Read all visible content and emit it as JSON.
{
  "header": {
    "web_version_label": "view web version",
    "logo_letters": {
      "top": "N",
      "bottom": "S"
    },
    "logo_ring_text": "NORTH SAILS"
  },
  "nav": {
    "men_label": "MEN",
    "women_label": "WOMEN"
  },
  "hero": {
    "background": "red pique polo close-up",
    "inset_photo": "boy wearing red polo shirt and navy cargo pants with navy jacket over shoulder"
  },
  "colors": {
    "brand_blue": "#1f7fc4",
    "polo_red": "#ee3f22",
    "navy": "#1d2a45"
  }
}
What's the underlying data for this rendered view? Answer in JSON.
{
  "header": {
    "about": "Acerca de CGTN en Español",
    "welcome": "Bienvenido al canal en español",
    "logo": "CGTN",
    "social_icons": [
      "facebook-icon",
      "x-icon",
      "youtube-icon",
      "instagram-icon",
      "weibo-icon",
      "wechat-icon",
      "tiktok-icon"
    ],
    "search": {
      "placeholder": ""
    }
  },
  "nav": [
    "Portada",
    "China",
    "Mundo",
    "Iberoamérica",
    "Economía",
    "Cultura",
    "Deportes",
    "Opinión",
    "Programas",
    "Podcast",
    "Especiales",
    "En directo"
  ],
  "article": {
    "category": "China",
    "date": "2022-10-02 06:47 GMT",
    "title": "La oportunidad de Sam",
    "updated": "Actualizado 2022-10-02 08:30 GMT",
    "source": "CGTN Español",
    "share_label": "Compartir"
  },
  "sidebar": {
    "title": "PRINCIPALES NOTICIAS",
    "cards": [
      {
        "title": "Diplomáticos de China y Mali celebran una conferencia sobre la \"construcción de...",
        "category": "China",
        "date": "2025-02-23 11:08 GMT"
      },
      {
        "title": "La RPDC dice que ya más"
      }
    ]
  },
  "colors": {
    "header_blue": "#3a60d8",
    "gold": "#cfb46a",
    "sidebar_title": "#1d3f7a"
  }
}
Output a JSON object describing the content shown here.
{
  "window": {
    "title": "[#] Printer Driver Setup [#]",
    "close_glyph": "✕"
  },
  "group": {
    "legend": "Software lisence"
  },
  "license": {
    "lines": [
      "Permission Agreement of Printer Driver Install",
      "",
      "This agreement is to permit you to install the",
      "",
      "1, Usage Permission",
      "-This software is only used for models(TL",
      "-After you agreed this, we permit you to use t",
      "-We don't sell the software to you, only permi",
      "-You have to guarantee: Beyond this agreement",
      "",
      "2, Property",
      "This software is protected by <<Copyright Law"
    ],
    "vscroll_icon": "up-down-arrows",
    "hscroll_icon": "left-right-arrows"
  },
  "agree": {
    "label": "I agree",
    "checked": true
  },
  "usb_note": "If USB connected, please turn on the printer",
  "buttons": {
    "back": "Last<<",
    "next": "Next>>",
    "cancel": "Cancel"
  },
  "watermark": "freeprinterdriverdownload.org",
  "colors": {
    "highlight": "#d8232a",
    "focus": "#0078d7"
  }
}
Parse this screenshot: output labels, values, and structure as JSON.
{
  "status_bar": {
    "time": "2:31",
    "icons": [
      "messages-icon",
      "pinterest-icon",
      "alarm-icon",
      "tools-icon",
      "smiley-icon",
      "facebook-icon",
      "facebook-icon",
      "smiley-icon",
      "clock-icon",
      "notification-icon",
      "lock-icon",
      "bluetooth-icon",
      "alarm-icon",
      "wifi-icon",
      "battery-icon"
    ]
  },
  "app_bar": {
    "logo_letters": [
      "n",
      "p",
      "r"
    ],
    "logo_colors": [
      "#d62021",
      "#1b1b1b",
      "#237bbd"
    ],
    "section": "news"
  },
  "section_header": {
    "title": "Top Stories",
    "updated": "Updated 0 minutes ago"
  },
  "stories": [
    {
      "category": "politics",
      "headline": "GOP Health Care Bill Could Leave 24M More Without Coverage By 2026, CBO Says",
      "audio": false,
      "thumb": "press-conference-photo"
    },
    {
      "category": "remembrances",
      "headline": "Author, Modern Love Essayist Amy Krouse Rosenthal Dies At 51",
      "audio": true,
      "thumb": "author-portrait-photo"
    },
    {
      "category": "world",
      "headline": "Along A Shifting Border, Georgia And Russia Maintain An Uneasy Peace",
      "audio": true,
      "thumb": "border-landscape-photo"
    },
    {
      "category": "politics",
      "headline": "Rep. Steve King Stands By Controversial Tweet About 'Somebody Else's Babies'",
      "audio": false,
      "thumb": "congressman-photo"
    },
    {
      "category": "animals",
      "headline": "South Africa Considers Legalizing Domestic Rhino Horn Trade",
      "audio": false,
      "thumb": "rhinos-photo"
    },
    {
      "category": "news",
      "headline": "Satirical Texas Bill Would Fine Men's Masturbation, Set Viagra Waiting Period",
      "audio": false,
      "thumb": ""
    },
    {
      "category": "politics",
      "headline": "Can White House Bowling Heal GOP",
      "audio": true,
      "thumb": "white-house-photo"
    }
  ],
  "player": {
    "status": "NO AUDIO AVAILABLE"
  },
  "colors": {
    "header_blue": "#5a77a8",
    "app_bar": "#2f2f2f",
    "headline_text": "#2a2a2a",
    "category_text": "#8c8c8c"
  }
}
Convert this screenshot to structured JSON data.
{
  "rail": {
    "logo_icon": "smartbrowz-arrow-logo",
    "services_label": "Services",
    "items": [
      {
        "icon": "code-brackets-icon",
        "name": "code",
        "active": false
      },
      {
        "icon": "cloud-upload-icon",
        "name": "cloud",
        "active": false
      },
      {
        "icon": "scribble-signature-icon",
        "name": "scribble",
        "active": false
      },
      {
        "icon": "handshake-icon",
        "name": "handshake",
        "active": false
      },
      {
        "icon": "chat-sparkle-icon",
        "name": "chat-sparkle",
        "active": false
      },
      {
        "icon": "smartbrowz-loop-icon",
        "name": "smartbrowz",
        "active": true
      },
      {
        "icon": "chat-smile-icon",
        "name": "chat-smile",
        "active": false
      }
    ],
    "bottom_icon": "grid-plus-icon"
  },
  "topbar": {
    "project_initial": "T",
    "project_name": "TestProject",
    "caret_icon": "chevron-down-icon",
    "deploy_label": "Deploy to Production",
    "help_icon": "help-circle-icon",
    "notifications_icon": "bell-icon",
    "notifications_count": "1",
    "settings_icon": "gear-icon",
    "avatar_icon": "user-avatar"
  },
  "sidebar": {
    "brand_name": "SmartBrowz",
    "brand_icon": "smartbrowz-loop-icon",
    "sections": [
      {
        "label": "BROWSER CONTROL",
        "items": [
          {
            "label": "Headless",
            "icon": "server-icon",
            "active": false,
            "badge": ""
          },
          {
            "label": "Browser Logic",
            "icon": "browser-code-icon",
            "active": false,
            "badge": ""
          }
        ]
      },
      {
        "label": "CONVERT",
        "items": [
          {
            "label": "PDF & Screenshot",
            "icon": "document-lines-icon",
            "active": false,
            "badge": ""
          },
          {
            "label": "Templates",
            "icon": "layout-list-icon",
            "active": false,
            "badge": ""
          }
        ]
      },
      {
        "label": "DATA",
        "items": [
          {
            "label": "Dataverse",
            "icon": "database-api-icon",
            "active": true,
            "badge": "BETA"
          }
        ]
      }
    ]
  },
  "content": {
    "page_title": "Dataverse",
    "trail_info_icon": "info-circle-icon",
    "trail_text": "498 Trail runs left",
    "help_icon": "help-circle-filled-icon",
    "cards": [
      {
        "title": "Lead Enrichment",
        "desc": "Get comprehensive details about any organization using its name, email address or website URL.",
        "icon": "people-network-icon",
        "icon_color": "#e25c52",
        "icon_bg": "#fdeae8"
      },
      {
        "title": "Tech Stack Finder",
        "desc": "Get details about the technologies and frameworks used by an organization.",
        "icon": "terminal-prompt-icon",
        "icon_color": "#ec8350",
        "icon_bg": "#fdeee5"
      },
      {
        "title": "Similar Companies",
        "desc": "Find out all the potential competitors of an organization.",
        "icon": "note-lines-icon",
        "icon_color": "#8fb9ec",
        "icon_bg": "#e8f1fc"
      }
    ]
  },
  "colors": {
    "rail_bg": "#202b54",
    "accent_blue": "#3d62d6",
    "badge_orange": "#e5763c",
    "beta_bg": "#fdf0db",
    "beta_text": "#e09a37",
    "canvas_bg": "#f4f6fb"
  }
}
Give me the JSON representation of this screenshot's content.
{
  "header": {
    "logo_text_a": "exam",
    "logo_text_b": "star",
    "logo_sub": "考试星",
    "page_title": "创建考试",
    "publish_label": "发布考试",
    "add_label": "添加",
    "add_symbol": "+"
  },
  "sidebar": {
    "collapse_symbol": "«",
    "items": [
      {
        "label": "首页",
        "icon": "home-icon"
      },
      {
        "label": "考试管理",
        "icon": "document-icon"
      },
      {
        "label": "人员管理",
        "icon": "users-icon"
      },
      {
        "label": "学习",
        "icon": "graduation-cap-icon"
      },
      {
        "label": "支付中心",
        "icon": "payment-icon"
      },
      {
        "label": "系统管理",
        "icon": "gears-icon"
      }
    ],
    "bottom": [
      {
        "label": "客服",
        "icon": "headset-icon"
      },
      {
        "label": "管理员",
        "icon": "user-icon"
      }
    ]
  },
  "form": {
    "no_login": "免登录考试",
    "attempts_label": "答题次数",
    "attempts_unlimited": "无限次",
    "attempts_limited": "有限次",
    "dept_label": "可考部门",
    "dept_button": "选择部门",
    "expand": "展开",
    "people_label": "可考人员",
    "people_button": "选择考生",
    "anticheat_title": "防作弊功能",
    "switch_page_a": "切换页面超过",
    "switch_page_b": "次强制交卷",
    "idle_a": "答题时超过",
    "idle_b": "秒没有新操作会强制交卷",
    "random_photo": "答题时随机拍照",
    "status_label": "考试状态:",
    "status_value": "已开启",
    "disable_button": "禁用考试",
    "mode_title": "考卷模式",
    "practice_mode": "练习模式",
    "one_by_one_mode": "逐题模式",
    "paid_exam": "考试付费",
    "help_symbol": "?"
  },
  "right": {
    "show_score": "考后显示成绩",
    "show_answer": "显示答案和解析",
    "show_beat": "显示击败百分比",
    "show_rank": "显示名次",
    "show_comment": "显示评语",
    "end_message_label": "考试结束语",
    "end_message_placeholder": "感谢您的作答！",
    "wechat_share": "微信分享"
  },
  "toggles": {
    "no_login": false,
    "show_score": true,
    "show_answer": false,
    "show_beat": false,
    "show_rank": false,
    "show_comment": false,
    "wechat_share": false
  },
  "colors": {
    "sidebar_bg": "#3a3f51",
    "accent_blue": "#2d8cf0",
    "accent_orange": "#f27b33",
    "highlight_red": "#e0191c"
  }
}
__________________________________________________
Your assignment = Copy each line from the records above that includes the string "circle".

Task solution =
    "help_icon": "help-circle-icon",
    "trail_info_icon": "info-circle-icon",
    "help_icon": "help-circle-filled-icon",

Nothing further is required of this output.